Extra early, medium sized, round, tasty red fruit, cold tolerant, great tasting, Determinate. Long season due to blight resistance. Days to harvest: 60. Resistance to Blight.
‘Scorpio’ is an Australian variety suitable for sub-tropical conditions. It produces smooth, red, medium-sized, round fruit. Indeterminate type so requires staking. The fruit has solid flesh with a good flavour. Days to harvest: 69 – 80. Resistant to Bacterial Wilt and copes with humidity
Tomato ‘Thai Pink Egg’

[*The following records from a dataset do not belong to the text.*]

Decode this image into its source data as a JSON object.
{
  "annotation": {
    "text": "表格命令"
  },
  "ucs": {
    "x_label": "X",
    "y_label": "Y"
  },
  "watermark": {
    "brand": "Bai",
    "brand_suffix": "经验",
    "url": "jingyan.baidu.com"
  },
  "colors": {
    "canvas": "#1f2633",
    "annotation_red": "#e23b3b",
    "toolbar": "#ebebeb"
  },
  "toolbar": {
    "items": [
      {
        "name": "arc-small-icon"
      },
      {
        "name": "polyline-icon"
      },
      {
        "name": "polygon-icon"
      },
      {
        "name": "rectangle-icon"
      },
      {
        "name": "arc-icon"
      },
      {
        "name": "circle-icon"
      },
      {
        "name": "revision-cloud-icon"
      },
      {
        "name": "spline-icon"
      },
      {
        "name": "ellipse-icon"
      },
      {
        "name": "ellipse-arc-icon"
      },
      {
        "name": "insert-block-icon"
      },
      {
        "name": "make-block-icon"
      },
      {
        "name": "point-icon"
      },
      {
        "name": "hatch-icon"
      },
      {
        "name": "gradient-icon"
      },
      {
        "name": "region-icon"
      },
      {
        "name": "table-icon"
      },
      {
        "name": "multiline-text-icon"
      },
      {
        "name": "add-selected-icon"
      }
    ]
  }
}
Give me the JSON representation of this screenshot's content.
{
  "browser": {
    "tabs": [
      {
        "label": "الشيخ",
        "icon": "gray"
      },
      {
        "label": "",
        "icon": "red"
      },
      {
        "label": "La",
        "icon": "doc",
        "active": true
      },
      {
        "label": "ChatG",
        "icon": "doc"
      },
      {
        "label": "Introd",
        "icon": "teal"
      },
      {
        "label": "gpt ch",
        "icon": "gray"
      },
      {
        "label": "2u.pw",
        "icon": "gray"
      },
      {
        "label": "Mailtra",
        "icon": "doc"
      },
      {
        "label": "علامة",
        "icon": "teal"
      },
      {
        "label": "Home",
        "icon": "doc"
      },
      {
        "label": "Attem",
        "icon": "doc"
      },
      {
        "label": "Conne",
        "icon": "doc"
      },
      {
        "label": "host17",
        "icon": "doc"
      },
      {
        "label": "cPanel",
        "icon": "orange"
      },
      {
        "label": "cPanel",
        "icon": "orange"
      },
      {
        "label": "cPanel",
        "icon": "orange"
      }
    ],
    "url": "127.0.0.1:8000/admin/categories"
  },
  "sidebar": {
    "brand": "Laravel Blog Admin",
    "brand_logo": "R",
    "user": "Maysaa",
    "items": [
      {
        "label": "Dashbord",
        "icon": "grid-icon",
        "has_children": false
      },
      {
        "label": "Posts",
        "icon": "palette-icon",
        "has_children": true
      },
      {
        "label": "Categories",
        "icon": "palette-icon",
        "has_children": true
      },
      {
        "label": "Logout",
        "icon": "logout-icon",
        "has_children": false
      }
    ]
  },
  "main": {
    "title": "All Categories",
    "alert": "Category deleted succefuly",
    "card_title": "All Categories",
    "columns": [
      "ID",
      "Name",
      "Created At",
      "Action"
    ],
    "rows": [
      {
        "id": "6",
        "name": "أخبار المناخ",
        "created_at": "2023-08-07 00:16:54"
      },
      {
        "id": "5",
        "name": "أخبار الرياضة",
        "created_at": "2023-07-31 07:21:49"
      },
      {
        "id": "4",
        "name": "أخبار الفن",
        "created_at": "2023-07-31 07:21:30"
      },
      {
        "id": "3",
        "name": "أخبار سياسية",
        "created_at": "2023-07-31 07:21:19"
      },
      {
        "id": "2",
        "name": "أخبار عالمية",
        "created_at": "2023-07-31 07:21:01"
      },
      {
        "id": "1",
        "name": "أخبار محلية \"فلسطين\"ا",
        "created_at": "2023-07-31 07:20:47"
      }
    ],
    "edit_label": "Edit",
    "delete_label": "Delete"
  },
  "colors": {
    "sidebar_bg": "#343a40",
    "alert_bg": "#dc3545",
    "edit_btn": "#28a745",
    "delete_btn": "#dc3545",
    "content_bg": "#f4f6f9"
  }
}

Delicious, sweet, pink, grape-shaped, 40 mm long fruit are sold in Thai markets. A very heavy cropper. Days to harvest: 60 – 65. Resistant to cracking even in heavy rain.
Deep red large round fruit to 9cm. Disease and crack resistant. Days to harvest: 68.

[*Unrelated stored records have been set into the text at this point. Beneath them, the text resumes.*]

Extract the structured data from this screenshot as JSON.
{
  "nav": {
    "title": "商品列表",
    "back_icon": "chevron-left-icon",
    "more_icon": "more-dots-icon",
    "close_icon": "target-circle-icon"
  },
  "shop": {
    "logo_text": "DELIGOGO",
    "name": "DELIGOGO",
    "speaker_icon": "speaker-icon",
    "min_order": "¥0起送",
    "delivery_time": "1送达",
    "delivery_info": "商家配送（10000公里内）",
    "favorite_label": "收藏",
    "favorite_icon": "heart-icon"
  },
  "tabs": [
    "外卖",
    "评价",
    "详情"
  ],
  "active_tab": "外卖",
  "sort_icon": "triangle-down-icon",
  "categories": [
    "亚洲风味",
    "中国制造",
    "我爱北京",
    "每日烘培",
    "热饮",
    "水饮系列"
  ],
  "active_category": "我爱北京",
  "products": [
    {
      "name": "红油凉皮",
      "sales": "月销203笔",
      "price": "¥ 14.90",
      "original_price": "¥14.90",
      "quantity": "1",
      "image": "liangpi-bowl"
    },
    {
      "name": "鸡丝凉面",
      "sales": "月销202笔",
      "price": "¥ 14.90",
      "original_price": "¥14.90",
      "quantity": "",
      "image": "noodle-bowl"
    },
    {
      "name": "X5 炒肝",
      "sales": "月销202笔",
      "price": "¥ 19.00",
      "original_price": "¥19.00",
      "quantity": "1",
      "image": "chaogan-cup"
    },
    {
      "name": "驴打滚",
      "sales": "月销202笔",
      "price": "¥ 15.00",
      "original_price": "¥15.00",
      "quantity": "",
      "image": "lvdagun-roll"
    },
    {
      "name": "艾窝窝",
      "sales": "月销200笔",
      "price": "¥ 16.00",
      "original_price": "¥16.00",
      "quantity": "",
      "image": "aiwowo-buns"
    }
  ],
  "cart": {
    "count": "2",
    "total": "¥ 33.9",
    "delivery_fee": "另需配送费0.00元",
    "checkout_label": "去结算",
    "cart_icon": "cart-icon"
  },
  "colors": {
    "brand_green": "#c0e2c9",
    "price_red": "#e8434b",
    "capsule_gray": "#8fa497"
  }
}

Black Russian appears to be the standout Heritage variety for taste (not specifically for disease resistance)
Cultivars grown/issues: Blacktail Mountain 2013, 2014. Surcomes to unknown disease (possibly Sudden Wilt).
Watermelon ‘Charleston Grey’ syn. Candy red +
Flesh is bright red, crisp and sweet. Large oblong fruit to 15kg. Light green skin with dark green stripes. Early producing. Days to harvest: 85-100. Available from Green Harvest. Resistance to Anthracnose, Fusarium Fruit rot, Fusarium Wilt (race 0) and sunburn.
My notes: Trying this one next. If not available try Crimson Sweet.
A large, oblong melon with striped green rind and sweet red flesh. It is disease resistant with few seeds and keeps well.
Watermelon ‘Crimson Sweet’ syn. Warpaint
Fruit is round, dark green with large stripes, 10-12 kg with bright red, very sweet, juicy flesh with a fine texture. Days to harvest: 80-97.
Resistance to Anthracnose, Fusarium Fruit rot and Fusarium Wilt (race 1& 2).
Available from: Yates & Green Harvest
Watermelon ‘Country Sweet’
A high yielding, disease tolerant fruit is favoured for its vivid red, sweet, juicy flesh.
Available from Yates.
Biggest issue: Powdery mildew
I have found it difficult to find green fruiting varieties that are truly resistant to powdery mildew. Yellow fruiting varieties offer better resistance but I’ve found they are not as productive. As such, I’ve paid particular attention to maintaining good cultural practices along with applying organic sprays at first sight of disease.
Remove older leaves to improve airflow, leaves affected by disease. Treat with weekly bicarbonate soda or potassium bicarbonate sprays to keep the disease from spreading and to maintain productivity.
My favourite: Black Beauty – Very productive. Use tips above to manage powdery mildew.
- Zucchini variety disease resistance table
- Identification and management of Cucurbit diseases
(Includes watermelons, cantaloupes, cucumbers, zucchini, pumpkins, squash, bitter melons, gourds, and hairy melons).
Terminology & Guide
- Disease resistant – Less likely to get disease specified.
- Disease tolerant – Cultivar may get disease but should remain more productive than non tolerant cultivars.
- * Productive variety – will grow again
- + Promising variety to try
Identification and management of Cucurbit diseases
Cucurbits include watermelons, cantaloupes, cucumbers, zucchini, pumpkins, squash, bitter melons, gourds, and hairy melons.